Creating a beautiful landscape is more than a matter of aesthetics — shape, color, balance and flow. It also means plants are healthy. So while lavender might be the perfect low shrub to run along your front fence, planting them on the north side, where they can't get the sun they need, would send those plants into a fatal depression.
Not so pretty.
A few plants for dry, sunny locations
— Shrubs & Trees
A few plants for dry shade
— Shrubs & Trees
A few plants for moist shade
— Shrubs & Trees
"You need to think about what the plant needs, and a good way to do that is to think about where and under what conditions the plant would grow naturally," says Peg Prag, co-owner of Forest Farm Nursery in Williams. "A plant's habitat has the things that make it not only livable, but also comfortable.
Botanists have designated a number of major habitats you can use to choose a plant that will thrive. According to Prag, some useful designations are woodland, grassland, wetland, rocky/alpine, desert, coastal, heath and tundra.
"Most plants are fairly tough and will live in conditions that aren't just right, but the closer their true "habitat" conditions are matched, the better the plants will do, and the less care and maintenance they will require," says Prag.
Answering questions about your site will determine which "habitat" your landscape is offering.
"How much sun does it get?"
This is the first question gardeners have to ask, says Dan Bish, owner of Plant Oregon in Talent. "Open-prairie plants get full sun. Forest understory plants, like ferns, get filtered light," he says.
"Whether the sun is received in the cool morning or the hot afternoon makes a difference," says Prag. Bottom line: Sun tolerance is a firm constraint. You can't put ferns in a full-sun spot and expect success.
To learn the light and exposure requirements of plants, look at plant encyclopedias like Sunset's "Western Garden Book" or "Right Plant, Right Place," by Nicola Ferguson; read plant tags and ask nursery staff.
How much water is needed?
"Obviously, less if it's from a desert, but it may not like wet soil, at all," says Prag. "There are many degrees between a pond, a swamp, a meadow and a desert."
It's not just the amount of water, but the way the soil holds the water, the amount of oxygen available to the plant and the bacteria and soil life it supports, according to Bish.
"Heavy, dense soil (found in the Rogue Valley) will hold a lot of water," and the roots of some plants will rot right off, he says.
So watering and soil type are related. On the plant tag, it might say the plant needs "good" or "fast" drainage.
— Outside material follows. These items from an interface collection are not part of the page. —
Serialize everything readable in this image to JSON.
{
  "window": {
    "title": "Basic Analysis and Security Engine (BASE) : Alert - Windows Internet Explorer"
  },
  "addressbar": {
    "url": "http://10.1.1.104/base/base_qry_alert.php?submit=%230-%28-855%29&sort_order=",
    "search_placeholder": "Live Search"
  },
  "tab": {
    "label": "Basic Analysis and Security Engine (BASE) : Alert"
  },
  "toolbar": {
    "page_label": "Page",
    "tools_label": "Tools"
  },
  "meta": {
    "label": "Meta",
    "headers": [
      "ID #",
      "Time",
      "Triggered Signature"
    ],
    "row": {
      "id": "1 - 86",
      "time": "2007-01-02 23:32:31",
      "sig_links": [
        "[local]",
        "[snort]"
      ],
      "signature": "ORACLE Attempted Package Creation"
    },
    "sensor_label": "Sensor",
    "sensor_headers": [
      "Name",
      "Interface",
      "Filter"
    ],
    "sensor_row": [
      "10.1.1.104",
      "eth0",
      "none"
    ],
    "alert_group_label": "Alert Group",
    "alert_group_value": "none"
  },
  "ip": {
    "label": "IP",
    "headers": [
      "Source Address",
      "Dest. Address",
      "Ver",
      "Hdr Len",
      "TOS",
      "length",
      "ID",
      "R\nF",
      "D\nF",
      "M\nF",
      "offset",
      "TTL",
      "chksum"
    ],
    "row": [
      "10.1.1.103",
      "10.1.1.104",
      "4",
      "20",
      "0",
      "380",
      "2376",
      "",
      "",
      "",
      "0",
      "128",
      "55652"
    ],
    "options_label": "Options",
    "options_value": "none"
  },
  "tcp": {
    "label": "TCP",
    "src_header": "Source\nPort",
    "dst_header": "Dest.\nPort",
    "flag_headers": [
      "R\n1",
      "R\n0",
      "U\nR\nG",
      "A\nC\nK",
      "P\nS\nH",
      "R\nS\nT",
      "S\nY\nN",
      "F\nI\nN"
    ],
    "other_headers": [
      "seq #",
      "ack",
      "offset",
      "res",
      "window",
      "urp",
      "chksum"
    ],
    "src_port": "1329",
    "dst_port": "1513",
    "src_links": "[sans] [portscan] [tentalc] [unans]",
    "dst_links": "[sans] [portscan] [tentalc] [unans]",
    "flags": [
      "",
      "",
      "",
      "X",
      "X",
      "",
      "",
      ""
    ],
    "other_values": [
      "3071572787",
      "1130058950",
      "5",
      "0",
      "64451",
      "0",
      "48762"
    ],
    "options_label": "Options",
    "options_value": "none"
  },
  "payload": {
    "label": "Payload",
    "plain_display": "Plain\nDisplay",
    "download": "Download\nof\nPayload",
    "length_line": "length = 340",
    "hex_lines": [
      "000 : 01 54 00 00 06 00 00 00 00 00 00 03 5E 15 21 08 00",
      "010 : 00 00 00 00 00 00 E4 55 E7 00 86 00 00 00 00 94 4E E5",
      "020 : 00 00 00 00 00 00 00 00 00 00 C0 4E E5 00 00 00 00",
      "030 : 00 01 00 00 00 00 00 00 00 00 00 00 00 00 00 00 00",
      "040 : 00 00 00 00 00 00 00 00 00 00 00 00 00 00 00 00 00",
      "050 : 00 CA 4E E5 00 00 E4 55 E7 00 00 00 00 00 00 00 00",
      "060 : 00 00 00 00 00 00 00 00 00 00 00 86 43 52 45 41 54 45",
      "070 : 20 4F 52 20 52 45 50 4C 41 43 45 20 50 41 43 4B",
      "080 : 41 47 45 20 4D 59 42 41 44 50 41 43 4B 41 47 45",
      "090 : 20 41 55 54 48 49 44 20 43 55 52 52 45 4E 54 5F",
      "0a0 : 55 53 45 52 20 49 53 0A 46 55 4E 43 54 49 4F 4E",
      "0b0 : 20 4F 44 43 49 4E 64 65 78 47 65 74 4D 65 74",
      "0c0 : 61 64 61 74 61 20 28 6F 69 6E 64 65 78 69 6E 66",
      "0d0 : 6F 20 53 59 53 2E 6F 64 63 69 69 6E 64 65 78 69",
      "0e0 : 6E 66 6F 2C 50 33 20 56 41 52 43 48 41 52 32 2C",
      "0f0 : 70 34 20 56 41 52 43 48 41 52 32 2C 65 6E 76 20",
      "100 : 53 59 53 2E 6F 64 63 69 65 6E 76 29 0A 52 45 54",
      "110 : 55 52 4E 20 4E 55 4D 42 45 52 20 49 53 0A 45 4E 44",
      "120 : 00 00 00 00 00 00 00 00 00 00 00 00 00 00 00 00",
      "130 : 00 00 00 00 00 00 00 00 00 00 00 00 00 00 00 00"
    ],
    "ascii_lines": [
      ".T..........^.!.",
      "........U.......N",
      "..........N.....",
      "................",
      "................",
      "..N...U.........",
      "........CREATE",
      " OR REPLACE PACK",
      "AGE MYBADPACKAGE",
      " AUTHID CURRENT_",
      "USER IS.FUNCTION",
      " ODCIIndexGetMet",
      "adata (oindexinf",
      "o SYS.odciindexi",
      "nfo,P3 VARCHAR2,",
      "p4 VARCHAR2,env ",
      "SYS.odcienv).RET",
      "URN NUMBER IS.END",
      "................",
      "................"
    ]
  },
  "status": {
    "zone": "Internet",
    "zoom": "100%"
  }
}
"Sandy soil has very large particles so it is very well-drained but does not hold water," Prag says. "At the other end of the spectrum, clay soil is made up of tiny particles. It does not drain well but does hold water."
Gardeners can adapt plants to their garden's soil by varying watering schedules, duration and frequency. Or, says Bish, instead of planting at the soil line, a plant requiring fast drainage can be seated 2 inches higher. Then dress the area with 6 inches of mulch to give it a reasonable chance. He recommends using chopped, ground trees, sometimes available from tree services.
How hardy is the plant?
"In this area we are generally zone 7 or 8," says Prag. "You can often experiment and try plants from one zone warmer (9) or several zones colder (4-5)."
In addition, look at the heat tolerance of the plant, especially if it will be a long-lived landscape plant, such as a tree. Summers appear to be getting longer and drier, another impact on vigor. The trick is to know the plant's needs and then be flexible.
"It's the difference between working with 'Ma nature' and trying to sneak by with what you can," says Prag. "She is generally pretty easygoing and will let you do that to some extent, but she knows."